As you enter Theater 3 in Theater Wit, you are immediately immersed in a familiar but not so familiar environment: an middle-brow restaurant kitchen. The level of detail is astounding, from the stocks of inventory, working dish sinks, prep tables, grill with fume hood, and even stains from water damage and age dripping down from the ceiling onto the tiled walls. Calming jazz and other background sounds permeate the entire space. Then, the clinks of knives, the scream of the grill, and the barking of orders is the new cacophony to become accustomed to as the play unfolds. To say it only gets more intense is an understatement.
Shattered Globe Theatre Digs Into Relationships of the Routine
The story of How to Use a Knife is one of which we all can imagine to a certain degree. What happens behind those swinging doors at our favorite american eateries. What are the stories behind the various employees? That mysterious portion that we can’t quite place or answer is where this play thrives.
George, a master chef turned recovering alcoholic and hothead, is hired by his old student as a favor. A naive college busboy and two wisecracking Guatemalan cooks complete this picture, and they quickly have to adapt to George’s new management style.
Everything seems to be fine until George bonds with Steve (played with subtle reserve by Anthony Irons), a seemingly West-African dishwasher with a kindred dark past. They make a bargain, anger management lessons for cooking lessons. These stories are real and complex, but covered with a veil of superficiality that only an hourly shift job can provide, something anyone with a first job in service can relate to.
Snider Serves Quick Wit
Perhaps the most obvious feature of this production is the pacing, a welcome shift from what one might expect in typical play fare. Playwright Will Snider’s dialogue comes at the audience at lightning speed, along with the barbs and action (a la Aaron Sorkin flicks or HBO’s Veep). As a result, this viewer was on the edge of his seat for most if not all of the play’s action packed hour forty run time (no intermission). Not only that, but the whole cast wields this dialogue just as deftly as the kitchen utensils they are operating, led by Peter DeFaria’s gutturally powerful George. What this quick pacing allows for is an intensity in the slower tempo areas that simply sizzles.
A Dash of Danger

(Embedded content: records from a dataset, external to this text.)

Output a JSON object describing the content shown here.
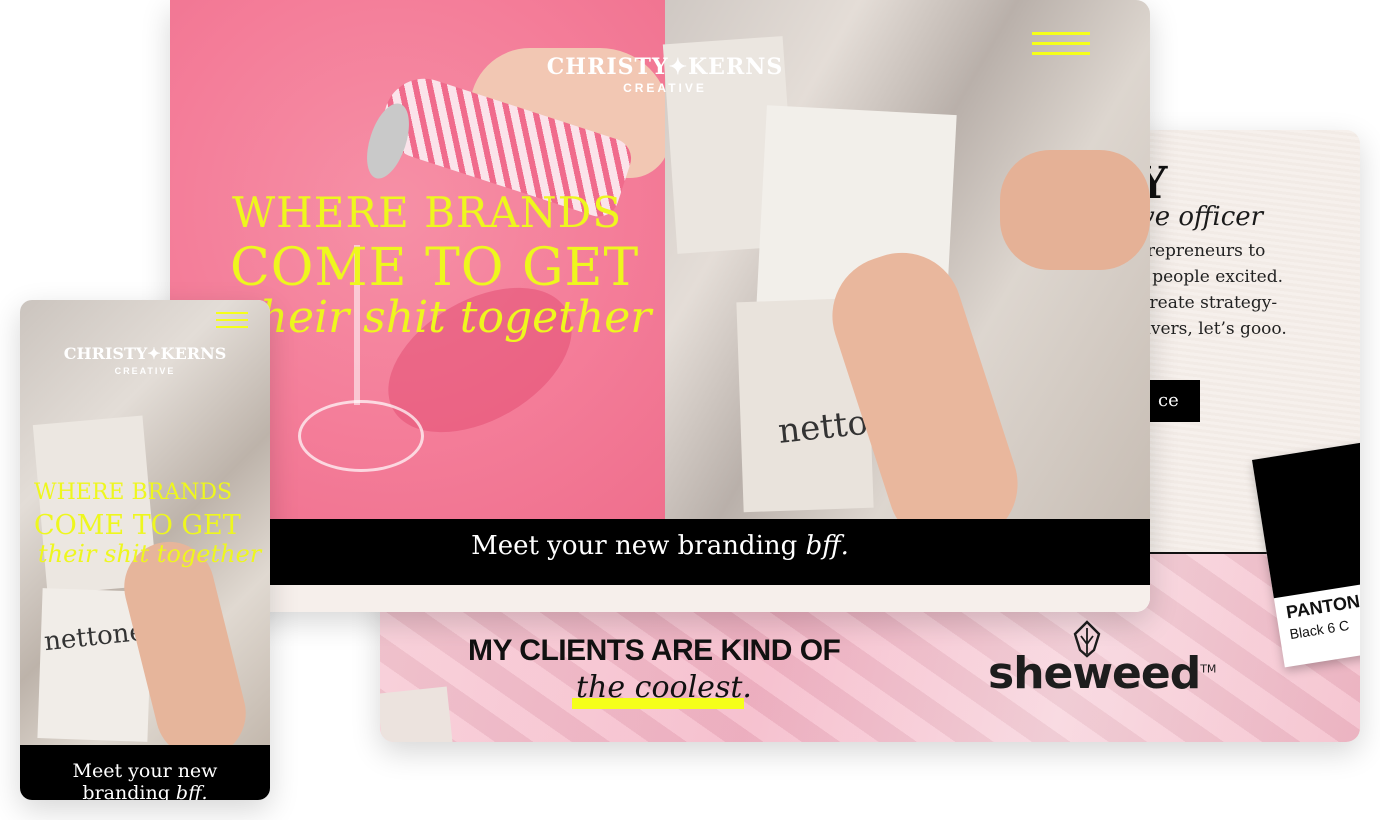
{
  "back_card": {
    "heading_fragment": "Y",
    "role_fragment": "ve officer",
    "paragraph_lines": [
      "trepreneurs to",
      "t people excited.",
      "create strategy-",
      "livers, let’s gooo."
    ],
    "cta_fragment": "ce",
    "clients_heading": "MY CLIENTS ARE KIND OF",
    "clients_subheading": "the coolest.",
    "client_logo": "sheweed",
    "client_logo_tm": "TM",
    "pantone_brand": "PANTON",
    "pantone_color": "Black 6 C"
  },
  "desktop_card": {
    "brand_name": "CHRISTY✦KERNS",
    "brand_sub": "CREATIVE",
    "hero_line1": "WHERE BRANDS",
    "hero_line2": "COME TO GET",
    "hero_line3": "their shit together",
    "tagline_main": "Meet your new branding ",
    "tagline_italic": "bff.",
    "photo_text": "nettone"
  },
  "mobile_card": {
    "brand_name": "CHRISTY✦KERNS",
    "brand_sub": "CREATIVE",
    "hero_line1": "WHERE BRANDS",
    "hero_line2": "COME TO GET",
    "hero_line3": "their shit together",
    "tagline_line1": "Meet your new",
    "tagline_line2": "branding ",
    "tagline_italic": "bff.",
    "photo_text": "nettone"
  },
  "colors": {
    "accent_yellow": "#eef71e",
    "hero_pink": "#f47d99",
    "black": "#000000"
  },
  "icons": [
    "hamburger-menu-icon",
    "sheweed-leaf-icon"
  ]
}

This play has an element of fear and uncertainty that one may not normally encounter in a theatre outing. Audiences of How to Use a Knife will witness a once clean and orderly kitchen devolve into absolute shambles by the end. Potatoes, carrots, celery, silverware, broth, and whole pieces of furniture tumble and fly, leaving a wave of destruction and chaos. The relationships’ complexity leads to a bond between character and audience member, and that bond is stretched and pulled on like heartstrings. Tears will be shed, and maybe blood too.
Note: This is now added to the Picture this Post round up of BEST PLAYS IN CHICAGO, where it will remain until the end of the run. Click here to read – Top Picks for Theater in Chicago NOW – Chicago Plays PICTURE THIS POST Loves.
May 5th- June 9th
Thursdays, Fridays, Saturdays at 8 pm
Sundays at 3 pm
1229 W. Belmont Ave
Shelley Strasser Holland
J. Hampton Cade
Tina M. Jach
Note: An excerpt of this review appears in Theatre in Chicago